EXERCISE DETAILS
Check every line below for the string "shiqlari", and copy the lines that contain it.

[Element data from apps and pages]
((
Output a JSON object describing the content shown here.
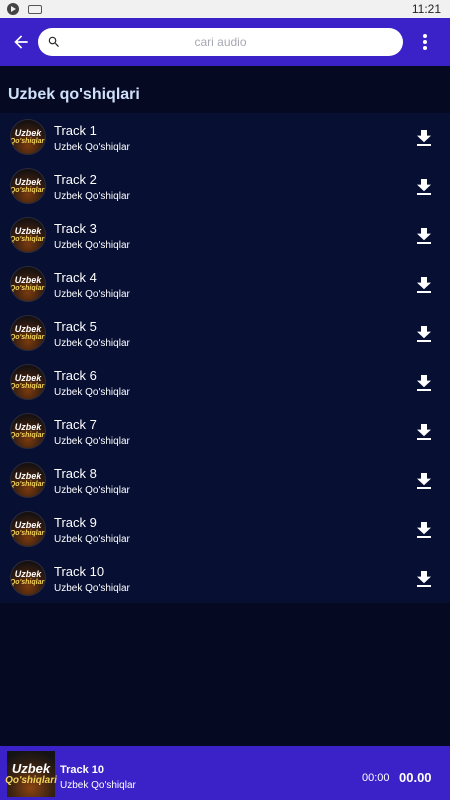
{
  "status_bar": {
    "time": "11:21"
  },
  "search": {
    "placeholder": "cari audio",
    "value": ""
  },
  "section": {
    "title": "Uzbek qo'shiqlari"
  },
  "artwork": {
    "line1": "Uzbek",
    "line2": "Qo'shiqlari"
  },
  "tracks": [
    {
      "title": "Track 1",
      "artist": "Uzbek Qo'shiqlar"
    },
    {
      "title": "Track 2",
      "artist": "Uzbek Qo'shiqlar"
    },
    {
      "title": "Track 3",
      "artist": "Uzbek Qo'shiqlar"
    },
    {
      "title": "Track 4",
      "artist": "Uzbek Qo'shiqlar"
    },
    {
      "title": "Track 5",
      "artist": "Uzbek Qo'shiqlar"
    },
    {
      "title": "Track 6",
      "artist": "Uzbek Qo'shiqlar"
    },
    {
      "title": "Track 7",
      "artist": "Uzbek Qo'shiqlar"
    },
    {
      "title": "Track 8",
      "artist": "Uzbek Qo'shiqlar"
    },
    {
      "title": "Track 9",
      "artist": "Uzbek Qo'shiqlar"
    },
    {
      "title": "Track 10",
      "artist": "Uzbek Qo'shiqlar"
    }
  ],
  "player": {
    "title": "Track 10",
    "artist": "Uzbek Qo'shiqlar",
    "elapsed": "00:00",
    "duration": "00.00"
  },
  "icons": {
    "back": "arrow-back-icon",
    "search": "search-icon",
    "menu": "more-vert-icon",
    "download": "download-icon"
  },
  "colors": {
    "app_bar": "#3a22c8",
    "background": "#050a22",
    "list_background": "#070f33",
    "section_title": "#cfe0f8"
  }
}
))
RESPONSE AREA
    "title": "Uzbek qo'shiqlari"
    "line2": "Qo'shiqlari"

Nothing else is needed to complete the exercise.